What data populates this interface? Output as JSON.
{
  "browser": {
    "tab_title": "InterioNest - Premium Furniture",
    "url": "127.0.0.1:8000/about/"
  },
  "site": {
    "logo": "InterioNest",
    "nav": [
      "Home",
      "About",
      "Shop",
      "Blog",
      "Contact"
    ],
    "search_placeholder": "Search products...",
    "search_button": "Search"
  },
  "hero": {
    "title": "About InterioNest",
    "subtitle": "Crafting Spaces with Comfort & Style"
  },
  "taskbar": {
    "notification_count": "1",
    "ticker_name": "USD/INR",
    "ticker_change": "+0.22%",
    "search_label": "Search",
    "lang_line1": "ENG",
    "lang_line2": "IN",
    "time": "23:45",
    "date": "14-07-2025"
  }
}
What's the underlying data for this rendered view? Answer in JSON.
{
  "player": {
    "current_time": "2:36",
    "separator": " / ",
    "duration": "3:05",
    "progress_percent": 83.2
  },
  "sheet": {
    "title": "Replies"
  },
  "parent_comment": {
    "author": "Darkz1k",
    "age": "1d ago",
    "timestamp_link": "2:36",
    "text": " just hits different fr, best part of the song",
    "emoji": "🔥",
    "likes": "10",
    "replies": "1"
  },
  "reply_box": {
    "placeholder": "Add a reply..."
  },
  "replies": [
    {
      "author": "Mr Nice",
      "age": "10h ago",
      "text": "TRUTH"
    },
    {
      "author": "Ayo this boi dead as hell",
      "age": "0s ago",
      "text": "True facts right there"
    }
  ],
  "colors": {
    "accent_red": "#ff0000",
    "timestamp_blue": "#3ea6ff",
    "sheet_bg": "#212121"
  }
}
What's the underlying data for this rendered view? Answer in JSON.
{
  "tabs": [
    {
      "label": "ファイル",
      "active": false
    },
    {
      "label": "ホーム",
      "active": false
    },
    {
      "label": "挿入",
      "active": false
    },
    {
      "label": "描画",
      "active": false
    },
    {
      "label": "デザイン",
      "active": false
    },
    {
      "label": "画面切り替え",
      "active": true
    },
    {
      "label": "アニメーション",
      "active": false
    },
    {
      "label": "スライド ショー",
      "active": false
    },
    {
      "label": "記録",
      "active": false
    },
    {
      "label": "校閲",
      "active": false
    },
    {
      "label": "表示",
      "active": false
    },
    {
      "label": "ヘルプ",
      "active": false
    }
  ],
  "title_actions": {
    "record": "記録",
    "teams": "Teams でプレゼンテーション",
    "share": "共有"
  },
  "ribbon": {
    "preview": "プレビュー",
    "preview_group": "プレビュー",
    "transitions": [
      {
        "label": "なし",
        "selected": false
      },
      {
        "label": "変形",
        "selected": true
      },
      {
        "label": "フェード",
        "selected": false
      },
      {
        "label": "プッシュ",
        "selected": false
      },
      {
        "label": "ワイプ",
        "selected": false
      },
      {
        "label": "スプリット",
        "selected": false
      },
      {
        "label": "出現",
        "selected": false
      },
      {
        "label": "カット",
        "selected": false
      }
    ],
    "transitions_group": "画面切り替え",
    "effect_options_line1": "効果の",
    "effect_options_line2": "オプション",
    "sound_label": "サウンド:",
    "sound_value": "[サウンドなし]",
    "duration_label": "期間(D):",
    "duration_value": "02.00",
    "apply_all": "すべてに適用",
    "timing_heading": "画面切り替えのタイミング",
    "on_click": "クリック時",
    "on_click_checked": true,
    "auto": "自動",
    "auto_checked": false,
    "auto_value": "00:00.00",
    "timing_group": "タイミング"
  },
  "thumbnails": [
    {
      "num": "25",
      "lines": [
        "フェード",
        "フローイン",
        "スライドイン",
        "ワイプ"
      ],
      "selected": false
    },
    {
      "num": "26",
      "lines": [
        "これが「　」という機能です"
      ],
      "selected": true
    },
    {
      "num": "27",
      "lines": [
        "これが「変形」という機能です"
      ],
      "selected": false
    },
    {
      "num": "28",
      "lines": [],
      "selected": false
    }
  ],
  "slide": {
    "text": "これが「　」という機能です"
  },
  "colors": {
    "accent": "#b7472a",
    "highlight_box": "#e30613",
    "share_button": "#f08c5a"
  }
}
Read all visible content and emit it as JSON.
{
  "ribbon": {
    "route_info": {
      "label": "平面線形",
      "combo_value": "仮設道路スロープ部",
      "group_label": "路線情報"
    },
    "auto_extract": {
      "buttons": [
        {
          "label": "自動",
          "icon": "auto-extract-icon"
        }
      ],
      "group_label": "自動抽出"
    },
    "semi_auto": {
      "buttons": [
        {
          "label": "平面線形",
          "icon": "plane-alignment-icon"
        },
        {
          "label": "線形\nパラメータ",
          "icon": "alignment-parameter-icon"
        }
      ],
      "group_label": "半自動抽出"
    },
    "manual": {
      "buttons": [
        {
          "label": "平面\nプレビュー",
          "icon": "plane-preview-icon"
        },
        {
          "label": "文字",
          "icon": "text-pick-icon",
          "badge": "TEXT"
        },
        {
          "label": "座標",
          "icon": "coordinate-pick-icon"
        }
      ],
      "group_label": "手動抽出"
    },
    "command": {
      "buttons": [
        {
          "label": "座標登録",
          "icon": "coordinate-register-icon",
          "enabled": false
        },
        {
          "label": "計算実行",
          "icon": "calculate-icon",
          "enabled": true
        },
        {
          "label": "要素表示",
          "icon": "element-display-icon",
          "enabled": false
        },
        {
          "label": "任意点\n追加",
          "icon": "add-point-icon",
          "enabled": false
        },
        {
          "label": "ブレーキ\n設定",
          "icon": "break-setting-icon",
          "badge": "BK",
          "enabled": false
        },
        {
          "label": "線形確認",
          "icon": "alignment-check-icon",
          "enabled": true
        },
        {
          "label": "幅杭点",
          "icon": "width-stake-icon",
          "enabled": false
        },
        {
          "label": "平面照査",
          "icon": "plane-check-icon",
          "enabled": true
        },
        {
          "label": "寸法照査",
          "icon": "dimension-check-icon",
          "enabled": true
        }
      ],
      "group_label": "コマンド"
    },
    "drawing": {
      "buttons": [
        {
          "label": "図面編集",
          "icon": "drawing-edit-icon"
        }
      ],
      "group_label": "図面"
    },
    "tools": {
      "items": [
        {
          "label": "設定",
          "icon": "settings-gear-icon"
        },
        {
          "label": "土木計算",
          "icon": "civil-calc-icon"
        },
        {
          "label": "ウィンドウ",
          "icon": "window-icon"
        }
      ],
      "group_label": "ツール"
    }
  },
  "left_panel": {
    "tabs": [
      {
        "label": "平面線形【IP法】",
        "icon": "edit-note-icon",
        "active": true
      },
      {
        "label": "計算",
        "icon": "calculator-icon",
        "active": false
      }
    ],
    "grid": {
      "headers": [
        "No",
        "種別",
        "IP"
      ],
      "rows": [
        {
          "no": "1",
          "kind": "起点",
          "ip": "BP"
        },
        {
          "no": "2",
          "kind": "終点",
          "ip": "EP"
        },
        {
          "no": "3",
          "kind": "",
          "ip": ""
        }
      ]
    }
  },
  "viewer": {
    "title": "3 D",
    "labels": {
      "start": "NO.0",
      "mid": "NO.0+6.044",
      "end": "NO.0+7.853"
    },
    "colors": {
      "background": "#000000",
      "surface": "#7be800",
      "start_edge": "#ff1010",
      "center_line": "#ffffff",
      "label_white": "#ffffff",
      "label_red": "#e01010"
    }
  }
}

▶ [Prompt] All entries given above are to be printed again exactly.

▶ [Answer space]
What data populates this interface? Output as JSON.
{
  "browser": {
    "tab_title": "InterioNest - Premium Furniture",
    "url": "127.0.0.1:8000/about/"
  },
  "site": {
    "logo": "InterioNest",
    "nav": [
      "Home",
      "About",
      "Shop",
      "Blog",
      "Contact"
    ],
    "search_placeholder": "Search products...",
    "search_button": "Search"
  },
  "hero": {
    "title": "About InterioNest",
    "subtitle": "Crafting Spaces with Comfort & Style"
  },
  "taskbar": {
    "notification_count": "1",
    "ticker_name": "USD/INR",
    "ticker_change": "+0.22%",
    "search_label": "Search",
    "lang_line1": "ENG",
    "lang_line2": "IN",
    "time": "23:45",
    "date": "14-07-2025"
  }
}
What's the underlying data for this rendered view? Answer in JSON.
{
  "player": {
    "current_time": "2:36",
    "separator": " / ",
    "duration": "3:05",
    "progress_percent": 83.2
  },
  "sheet": {
    "title": "Replies"
  },
  "parent_comment": {
    "author": "Darkz1k",
    "age": "1d ago",
    "timestamp_link": "2:36",
    "text": " just hits different fr, best part of the song",
    "emoji": "🔥",
    "likes": "10",
    "replies": "1"
  },
  "reply_box": {
    "placeholder": "Add a reply..."
  },
  "replies": [
    {
      "author": "Mr Nice",
      "age": "10h ago",
      "text": "TRUTH"
    },
    {
      "author": "Ayo this boi dead as hell",
      "age": "0s ago",
      "text": "True facts right there"
    }
  ],
  "colors": {
    "accent_red": "#ff0000",
    "timestamp_blue": "#3ea6ff",
    "sheet_bg": "#212121"
  }
}
What's the underlying data for this rendered view? Answer in JSON.
{
  "tabs": [
    {
      "label": "ファイル",
      "active": false
    },
    {
      "label": "ホーム",
      "active": false
    },
    {
      "label": "挿入",
      "active": false
    },
    {
      "label": "描画",
      "active": false
    },
    {
      "label": "デザイン",
      "active": false
    },
    {
      "label": "画面切り替え",
      "active": true
    },
    {
      "label": "アニメーション",
      "active": false
    },
    {
      "label": "スライド ショー",
      "active": false
    },
    {
      "label": "記録",
      "active": false
    },
    {
      "label": "校閲",
      "active": false
    },
    {
      "label": "表示",
      "active": false
    },
    {
      "label": "ヘルプ",
      "active": false
    }
  ],
  "title_actions": {
    "record": "記録",
    "teams": "Teams でプレゼンテーション",
    "share": "共有"
  },
  "ribbon": {
    "preview": "プレビュー",
    "preview_group": "プレビュー",
    "transitions": [
      {
        "label": "なし",
        "selected": false
      },
      {
        "label": "変形",
        "selected": true
      },
      {
        "label": "フェード",
        "selected": false
      },
      {
        "label": "プッシュ",
        "selected": false
      },
      {
        "label": "ワイプ",
        "selected": false
      },
      {
        "label": "スプリット",
        "selected": false
      },
      {
        "label": "出現",
        "selected": false
      },
      {
        "label": "カット",
        "selected": false
      }
    ],
    "transitions_group": "画面切り替え",
    "effect_options_line1": "効果の",
    "effect_options_line2": "オプション",
    "sound_label": "サウンド:",
    "sound_value": "[サウンドなし]",
    "duration_label": "期間(D):",
    "duration_value": "02.00",
    "apply_all": "すべてに適用",
    "timing_heading": "画面切り替えのタイミング",
    "on_click": "クリック時",
    "on_click_checked": true,
    "auto": "自動",
    "auto_checked": false,
    "auto_value": "00:00.00",
    "timing_group": "タイミング"
  },
  "thumbnails": [
    {
      "num": "25",
      "lines": [
        "フェード",
        "フローイン",
        "スライドイン",
        "ワイプ"
      ],
      "selected": false
    },
    {
      "num": "26",
      "lines": [
        "これが「　」という機能です"
      ],
      "selected": true
    },
    {
      "num": "27",
      "lines": [
        "これが「変形」という機能です"
      ],
      "selected": false
    },
    {
      "num": "28",
      "lines": [],
      "selected": false
    }
  ],
  "slide": {
    "text": "これが「　」という機能です"
  },
  "colors": {
    "accent": "#b7472a",
    "highlight_box": "#e30613",
    "share_button": "#f08c5a"
  }
}
Read all visible content and emit it as JSON.
{
  "ribbon": {
    "route_info": {
      "label": "平面線形",
      "combo_value": "仮設道路スロープ部",
      "group_label": "路線情報"
    },
    "auto_extract": {
      "buttons": [
        {
          "label": "自動",
          "icon": "auto-extract-icon"
        }
      ],
      "group_label": "自動抽出"
    },
    "semi_auto": {
      "buttons": [
        {
          "label": "平面線形",
          "icon": "plane-alignment-icon"
        },
        {
          "label": "線形\nパラメータ",
          "icon": "alignment-parameter-icon"
        }
      ],
      "group_label": "半自動抽出"
    },
    "manual": {
      "buttons": [
        {
          "label": "平面\nプレビュー",
          "icon": "plane-preview-icon"
        },
        {
          "label": "文字",
          "icon": "text-pick-icon",
          "badge": "TEXT"
        },
        {
          "label": "座標",
          "icon": "coordinate-pick-icon"
        }
      ],
      "group_label": "手動抽出"
    },
    "command": {
      "buttons": [
        {
          "label": "座標登録",
          "icon": "coordinate-register-icon",
          "enabled": false
        },
        {
          "label": "計算実行",
          "icon": "calculate-icon",
          "enabled": true
        },
        {
          "label": "要素表示",
          "icon": "element-display-icon",
          "enabled": false
        },
        {
          "label": "任意点\n追加",
          "icon": "add-point-icon",
          "enabled": false
        },
        {
          "label": "ブレーキ\n設定",
          "icon": "break-setting-icon",
          "badge": "BK",
          "enabled": false
        },
        {
          "label": "線形確認",
          "icon": "alignment-check-icon",
          "enabled": true
        },
        {
          "label": "幅杭点",
          "icon": "width-stake-icon",
          "enabled": false
        },
        {
          "label": "平面照査",
          "icon": "plane-check-icon",
          "enabled": true
        },
        {
          "label": "寸法照査",
          "icon": "dimension-check-icon",
          "enabled": true
        }
      ],
      "group_label": "コマンド"
    },
    "drawing": {
      "buttons": [
        {
          "label": "図面編集",
          "icon": "drawing-edit-icon"
        }
      ],
      "group_label": "図面"
    },
    "tools": {
      "items": [
        {
          "label": "設定",
          "icon": "settings-gear-icon"
        },
        {
          "label": "土木計算",
          "icon": "civil-calc-icon"
        },
        {
          "label": "ウィンドウ",
          "icon": "window-icon"
        }
      ],
      "group_label": "ツール"
    }
  },
  "left_panel": {
    "tabs": [
      {
        "label": "平面線形【IP法】",
        "icon": "edit-note-icon",
        "active": true
      },
      {
        "label": "計算",
        "icon": "calculator-icon",
        "active": false
      }
    ],
    "grid": {
      "headers": [
        "No",
        "種別",
        "IP"
      ],
      "rows": [
        {
          "no": "1",
          "kind": "起点",
          "ip": "BP"
        },
        {
          "no": "2",
          "kind": "終点",
          "ip": "EP"
        },
        {
          "no": "3",
          "kind": "",
          "ip": ""
        }
      ]
    }
  },
  "viewer": {
    "title": "3 D",
    "labels": {
      "start": "NO.0",
      "mid": "NO.0+6.044",
      "end": "NO.0+7.853"
    },
    "colors": {
      "background": "#000000",
      "surface": "#7be800",
      "start_edge": "#ff1010",
      "center_line": "#ffffff",
      "label_white": "#ffffff",
      "label_red": "#e01010"
    }
  }
}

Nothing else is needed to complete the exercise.